Sorry Officer, I Wasn’t Driving—My Car Was

Automated vehicle (AVs) technologies and driverless cars promise to revolutionize the ways in which we commute, reduce the thousands of people killed or injured on our roads every year, provide increased mobility to people for whom operating a car is difficult or impossible, and lessen the transportation sector’s impact on the environment. The driverless car and the many benefits that it offers paint a powerful narrative of technological improvement.

This narrative does not, however, acknowledge the technical, societal, and legal barriers associated with bringing AVs onto the market. Some of the key challenges for their deployment in the United States include the design of compensation schemes, state liability, and market penetration. Today’s AV technology—and that of the foreseeable future—is evolutionary and not revolutionary, and should be thought of as a shift from passive safety to one of active safety. This has important and underappreciated consequences for grappling with the legal and regulatory issues raised by this powerful new technology.

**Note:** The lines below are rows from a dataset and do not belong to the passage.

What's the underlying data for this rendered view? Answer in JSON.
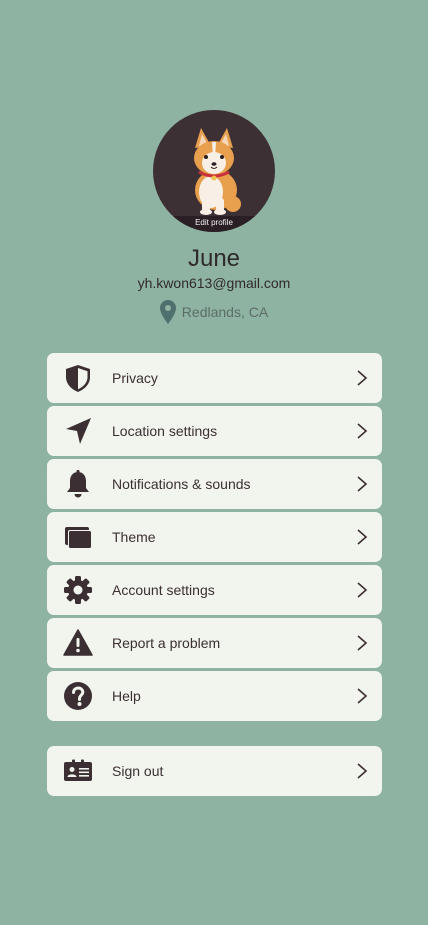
{
  "profile": {
    "edit_label": "Edit profile",
    "name": "June",
    "email": "yh.kwon613@gmail.com",
    "location": "Redlands, CA"
  },
  "menu": {
    "items": [
      {
        "label": "Privacy",
        "icon": "shield-icon"
      },
      {
        "label": "Location settings",
        "icon": "navigation-arrow-icon"
      },
      {
        "label": "Notifications & sounds",
        "icon": "bell-icon"
      },
      {
        "label": "Theme",
        "icon": "windows-icon"
      },
      {
        "label": "Account settings",
        "icon": "gear-icon"
      },
      {
        "label": "Report a problem",
        "icon": "warning-icon"
      },
      {
        "label": "Help",
        "icon": "help-icon"
      }
    ],
    "sign_out": {
      "label": "Sign out",
      "icon": "id-card-icon"
    }
  },
  "colors": {
    "background": "#8fb3a2",
    "card": "#f2f5ee",
    "icon": "#3b2f33",
    "avatar_bg": "#3d3034",
    "pin": "#4f6f6c"
  }
}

Date
May 9, 2017
Run time
1:06:06
Location:
ASU Washington Center
Presented by:
Consortium for Science, Policy & Outcomes